Photo by John Babiak

Burling has also seen his share of ups and downs previously with Chivas USA and is eager to share not only how to handle success but how to handle complications that are bound to come up during the long MLS season.

“If you look at this group, it’s a great group of young core guys that have made great strides the few years they’ve been in the league,” Burling said. “Just bringing my presence in the locker room, helping them through a slump, after a bad season — I’ve been part of good teams and I’ve been part of bad teams. It’s a long season.”

Both Burling and Harrington will be counted on to revamp a Colorado backline that will be missing captain Drew Moor to start 2015. Add in the exit of Chris Klute to Columbus and there are bound to be some communication issues for the Rapids with new faces playing next to each other for the first time.

“Communication is one of the things that separate good teams and teams that don’t do so well,” said Harrington, Colorado’s newest left back. “It’s the willingness to work together. I know that sounds cliché, but sometimes you’d be surprised at how often it doesn’t happen. As a defender, I’m even more so on that bandwagon, but it’s talking. It’s got to be automatic.”

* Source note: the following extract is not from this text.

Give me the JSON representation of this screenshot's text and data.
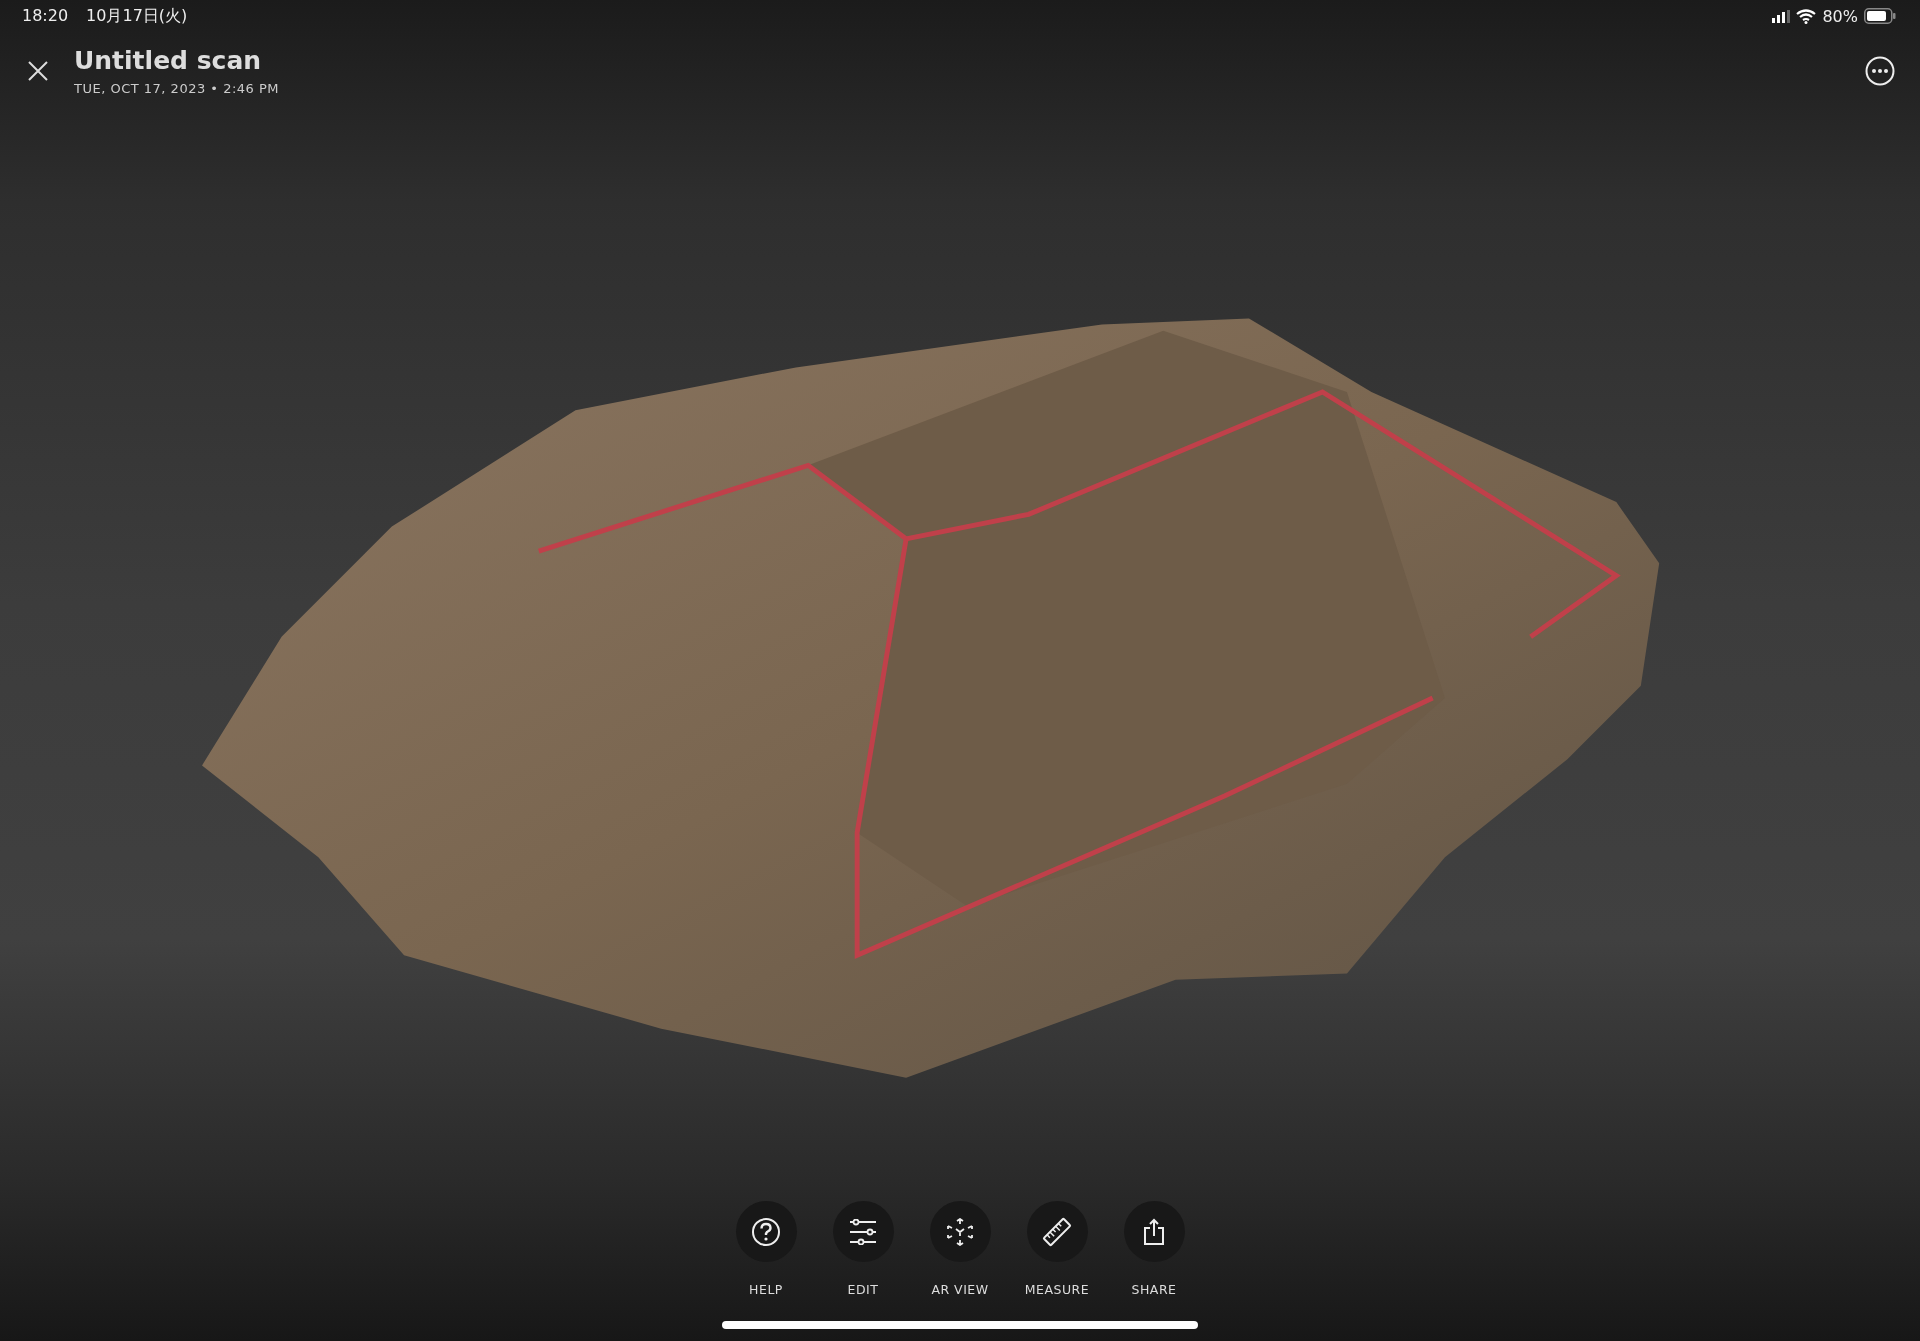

The Rapids are looking to put the long non-winning streak of 2014 behind them and are counting on everyone to change not only the results but the mindset going forward as well. That is definitely one thing that will be a responsibility of the veterans and the younger players coming back. Harrington, for one, is impressed by what he’s come into in Colorado and is already confident that he and the other veterans’ message will be heard. “From what I’ve seen in the young guys that are here,” Harrington said, “they have good heads on their shoulders, they’re willing to listen and learn, and they’re good players. Those are the ingredients for success.”